|Special Public Works Programmes - SPWP - Community Water Supply - A Community Participation Training Element for SPWP User Beneficiaries (ILO - UNDP, 1987, 100 p.)|
|SESSION 7: Springs|
Read the definitions of the USEFUL WORDS. Discuss their meanings with your group and your discussion leader. Can you translate them into your own language?
Read about water systems which use spring water. Your discussion leader will answer any questions you have.
Use the DISCUSSION OPPORTUNITY to talk with the other group members about the water system in your community.
ALGAE - very small, greenish plants that can grow in water. They may give the water a bad taste.
DRAINAGE - to let water flow away through special channels or ditches.
WATERSHED AREA - the area of land from which water seeps into an aquifer or drains into rivers, streams, etc.

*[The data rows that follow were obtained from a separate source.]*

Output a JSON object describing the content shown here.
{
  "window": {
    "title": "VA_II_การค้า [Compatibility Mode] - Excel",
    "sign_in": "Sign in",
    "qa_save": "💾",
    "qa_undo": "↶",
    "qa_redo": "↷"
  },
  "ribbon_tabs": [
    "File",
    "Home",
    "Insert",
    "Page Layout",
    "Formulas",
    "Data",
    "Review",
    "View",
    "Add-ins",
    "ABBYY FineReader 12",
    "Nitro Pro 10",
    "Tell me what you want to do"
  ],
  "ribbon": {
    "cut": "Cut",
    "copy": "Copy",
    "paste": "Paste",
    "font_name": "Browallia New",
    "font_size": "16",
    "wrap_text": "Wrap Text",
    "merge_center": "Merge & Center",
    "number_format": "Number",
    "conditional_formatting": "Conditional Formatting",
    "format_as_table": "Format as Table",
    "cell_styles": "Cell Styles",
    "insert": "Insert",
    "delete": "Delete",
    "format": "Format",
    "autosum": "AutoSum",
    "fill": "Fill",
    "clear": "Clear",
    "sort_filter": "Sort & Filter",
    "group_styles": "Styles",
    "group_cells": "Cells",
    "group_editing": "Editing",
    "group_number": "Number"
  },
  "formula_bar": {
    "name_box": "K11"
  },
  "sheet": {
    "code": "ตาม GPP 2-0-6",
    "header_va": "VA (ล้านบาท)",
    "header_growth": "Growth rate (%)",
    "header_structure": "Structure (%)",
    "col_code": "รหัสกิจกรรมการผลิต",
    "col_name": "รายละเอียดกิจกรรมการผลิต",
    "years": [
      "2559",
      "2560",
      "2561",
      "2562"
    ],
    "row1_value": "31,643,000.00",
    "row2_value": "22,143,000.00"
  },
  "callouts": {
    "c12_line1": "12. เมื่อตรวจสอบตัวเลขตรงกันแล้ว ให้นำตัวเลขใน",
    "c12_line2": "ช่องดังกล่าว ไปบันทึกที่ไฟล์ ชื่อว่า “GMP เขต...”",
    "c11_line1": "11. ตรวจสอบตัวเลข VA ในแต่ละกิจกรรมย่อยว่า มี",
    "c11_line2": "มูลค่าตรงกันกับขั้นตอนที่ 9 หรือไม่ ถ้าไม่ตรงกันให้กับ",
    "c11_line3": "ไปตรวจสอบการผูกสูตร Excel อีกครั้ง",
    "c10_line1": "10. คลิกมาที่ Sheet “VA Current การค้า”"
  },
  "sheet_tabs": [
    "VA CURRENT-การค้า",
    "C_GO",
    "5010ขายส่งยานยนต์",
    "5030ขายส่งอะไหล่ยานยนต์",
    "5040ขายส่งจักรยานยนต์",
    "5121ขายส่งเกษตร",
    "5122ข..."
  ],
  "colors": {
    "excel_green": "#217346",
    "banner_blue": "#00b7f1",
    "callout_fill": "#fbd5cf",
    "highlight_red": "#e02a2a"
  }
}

INTAKE CHAMBER - a man-made container (e.g. a masonry or cement box) around the mouth of a spring. Water flows directly from the mouth of the spring into the chamber.
When underground water is stopped from going downwards by a layer of rock or clay, it sometimes seeps upwards to the surface of the earth. This is a spring. The mouth of the spring is the place where water from an underground source comes to the surface.
Spring water flows from a water-bearing layer of sand or gravel (an aquifer) to the surface. Because the water is filtered through the sand or gravel, most spring water is pure when it comes out of the ground.
The amount of water coming from a spring may change according to the season. A spring can give a normal flow right into the dry season. Then the flow may slow down and not return to normal until after the rainy season has begun.
To keep spring water flowing, it is very important that the watershed area has a good cover of vegetation - trees and bushes. Plants will prevent rain from quickly running off the ground and will allow the rain to seep into the ground and become spring: water. Reforestation (if necessary) and good soil conservation practices will help ensure that the spring flow will not decrease because of erosion.
Spring water is usually free of disease-causing organisms when it comes to the surface, but it can become polluted if it flows over the ground or stands in an open pool where animals or humans can contaminate the water.
Examples of Unprotected and Protected Watershed Areas
THE WATER SUPPLY SYSTEM
The people who built your water supply system using spring water were very careful to keep the water pure as it came out from the ground. They built some kind of a box as an intake chamber at the mouth of the spring. The spring water is collected in this box and then flows directly into a pipe without being exposed to outside pollution.
The collection box is probably built of brick or masonry or concrete in such a way that no light can enter. (Light could allow the growth of algae which affect the taste of water.) It has an overflow pipe to let out excess water. This overflow pipe is designed so that no surface water, rain water or dirt can enter through it and pollute the water inside the collection box. On top of the box there may be a covered and locked manhole. The caretaker of the water system will occasionally need to wash out or inspect the inside of the box. He will use the manhole as his entrance.
Your water system may be a free-flowing system without faucets. Or it may have faucets to shut off the water at each standpost. It may have been built with a tank in which to store water. No matter what the design, however, it has been built for the purpose of bringing pure water to the people in the community.
You must remember that spring water can be polluted just as can any other source of water. In your community, because you have a protected spring, the water that arrives at the standpost is probably pure. BUT, the water you take home may not be pure. Human carelessness may cause water-related diseases and problems.
You have already discussed (in Session 3) how water can become contaminated after collection. Here is a brief review of some of these methods of contamination.
1. A dirty water container can contaminate the water put into it.
2. Dirty hands dipped into full water vessels can contaminate the water in the vessels.
3. Dirt and micro-organisms on the tap (faucet) itself could wash off into the water as it is collected from the tap.
Other problems could be related to misuse of a public standpost. If, for example, water is left running and allowed to collect in a muddy, swampy pool, the standpost area becomes slippery and unattractive. People may not want to bathe or wash clothes at such a place, and thus, there may be an increase in water-washed diseases.
Another possible problem where there is not proper drainage is that the area will become a breeding ground for mosquitos and other insects which can spread disease.
Notice the drains and drainage ditches in the pictures of standposts.
Your community has a new water system. It should last for many years and help villagers lead a healthy life. The community has a responsibility to keep the water system working. In many communities, the water and sanitation committee (or other group responsible for water) takes action to ensure that the community water supply keeps working.
Examples of these actions are below:
1. Set up a schedule for regular preventive maintenance of all parts of the system (e.g. intake chamber, sedimentation tank, reservoir, pipes, all standposts).
2. Hire, train and pay a caretaker to look after the water system and the standpost sites.
3. Keep a supply of important spare parts available.
4. Enforce disciplinary measures for misuse of the water system.
5. Educate community members about how to use the water system. Teach such things as:
· how to guard against flooding at the standpost; and
· how to guard against vandalism or careless misuse of the pipe or standposts.
6. Protect the spring by keeping the watershed area planted with trees and bushes.
What does your community do to prevent pollution or breakdown of your water system?